But seriously, I love New England headstone art. I picked this up at, of all places (I just didn’t imagine New England headstone art in Richmond, Virginia), the Library of Virginia bookstore about 4 1/2 years ago. Loved the way it looked, and thought it was incredibly unique. Yes… it is a casting from the actual headstone [see his headstone here] of Ebenezer Fiske (1692-1775). Eight months before his death, 85 year-old Ebenezer might have had some interesting things to say about the fracas on his farm… the site is now part of the Minuteman National Park in Lexington, Massachusetts.
One source found on the Web, provides some interesting details about his life…
Lieutenant Ebenezer Fiske, son of David Fiske… was born at Lexington, September 12, 1692. Married, December 4, 1718. Grace Harrington, of Watertown, daughter of Samuel and Grace (Livermore) Harrington… He married (second) Bethia Muzzy, who was born in 1700, and died November 19, 1774. he was a man of prominence in the militia, in which he bore the rank of lieutenant, and in town affairs. he held many offices of honor and trust. he was selectman ten years between 1739 and 1758. He resided on the highway to Concord a little more than a mile from the common on the easterly side of what is known as Fiske hill. it was at his house that Hayward of Acton [see note below] and a British soldier had the encounter on April 19, 1775, both being slain. He bequeathed with his other property a negro slave Pompey. Fiske died December 19, 1775.
See this link (courtesy of HMDb) to a marker identifying the site of Ebenezer’s house.

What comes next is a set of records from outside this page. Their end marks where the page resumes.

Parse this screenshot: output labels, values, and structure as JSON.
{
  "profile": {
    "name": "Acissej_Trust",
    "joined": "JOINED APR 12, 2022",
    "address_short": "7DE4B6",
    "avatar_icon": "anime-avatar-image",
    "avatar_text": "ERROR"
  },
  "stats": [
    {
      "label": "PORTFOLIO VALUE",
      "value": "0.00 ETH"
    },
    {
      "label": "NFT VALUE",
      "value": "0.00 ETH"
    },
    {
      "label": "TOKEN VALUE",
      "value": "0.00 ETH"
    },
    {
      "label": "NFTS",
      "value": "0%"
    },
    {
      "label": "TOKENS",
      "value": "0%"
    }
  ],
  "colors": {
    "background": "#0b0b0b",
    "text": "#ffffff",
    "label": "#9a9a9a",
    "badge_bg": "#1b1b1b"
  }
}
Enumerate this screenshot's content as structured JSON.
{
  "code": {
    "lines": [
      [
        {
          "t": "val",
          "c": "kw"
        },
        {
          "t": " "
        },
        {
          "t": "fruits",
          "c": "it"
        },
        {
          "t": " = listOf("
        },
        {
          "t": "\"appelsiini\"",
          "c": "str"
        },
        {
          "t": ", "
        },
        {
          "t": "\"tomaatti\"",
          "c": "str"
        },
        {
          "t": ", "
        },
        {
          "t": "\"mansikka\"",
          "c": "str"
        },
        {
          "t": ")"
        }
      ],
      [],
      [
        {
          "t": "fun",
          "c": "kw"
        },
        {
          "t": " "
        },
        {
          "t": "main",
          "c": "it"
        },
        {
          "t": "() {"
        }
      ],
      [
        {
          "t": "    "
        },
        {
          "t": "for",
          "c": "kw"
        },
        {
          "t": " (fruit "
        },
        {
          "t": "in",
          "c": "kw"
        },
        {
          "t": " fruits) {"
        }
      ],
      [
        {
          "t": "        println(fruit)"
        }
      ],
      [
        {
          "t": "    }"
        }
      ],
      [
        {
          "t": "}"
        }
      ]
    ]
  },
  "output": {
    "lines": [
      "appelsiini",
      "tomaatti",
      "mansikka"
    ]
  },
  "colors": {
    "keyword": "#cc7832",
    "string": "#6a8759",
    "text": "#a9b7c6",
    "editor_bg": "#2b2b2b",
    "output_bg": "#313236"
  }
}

Nowadays, my Ebenezer is a silent observer over my shoulder, looking on from my bookcase and “guarding” books, including those that I wrote for the Virginia Regimental Histories Series. As eerie as it may seem to some, he’s a comforting sort of fellow, and I enjoy “his company.”
My humble tribute to one of the silent observers in my study.
* “At Fisks [sic] Hill, in Lexington, James Hayward of Acton was mortally wounded. A tablet there, and a monument at Acton, tell to all people the story of the part taken by the patriots of that town, whose footprints will never be effaced.
AT THIS WELL, APRIL 19, 1775,
JAMES HAYWARD, OF ACTON,
MET A BRITISH SOLDIER, WHO, RAISING HIS GUN,
SAID, “YOU ARE A DEAD MAN.”
“AND SO ARE YOU,” REPLIED HAYWARD.
BOTH FIRED: THE SOLDIER WAS INSTANTLY
KILLED, AND HAYWARD MORTALLY
He died on the following day.
While his life was ebbing away, he said to his father, “Hand me my powder-horn and bullet-pouch. I started with one pound of powder and forty balls. You see what I have left; I never did such a forenoon’s work before.”
The powder-horn, with the hole made by the bullet that caused his death, is safely kept in that town to-day; and the shoe-buckles on which are the stains of the blood of Captain Isaac Davis, and also his musket, are still held as precious memorials.
In October, 1851, a granite monument was erected to the memory of Acton’s soldiers, and under it repose the remains of the three brave men.”
** The item was formerly sold by a company called “Facsimilies“, which appears to have been merged into another company called DesignMasters. The item, “Lieutenant” appears to be no longer available.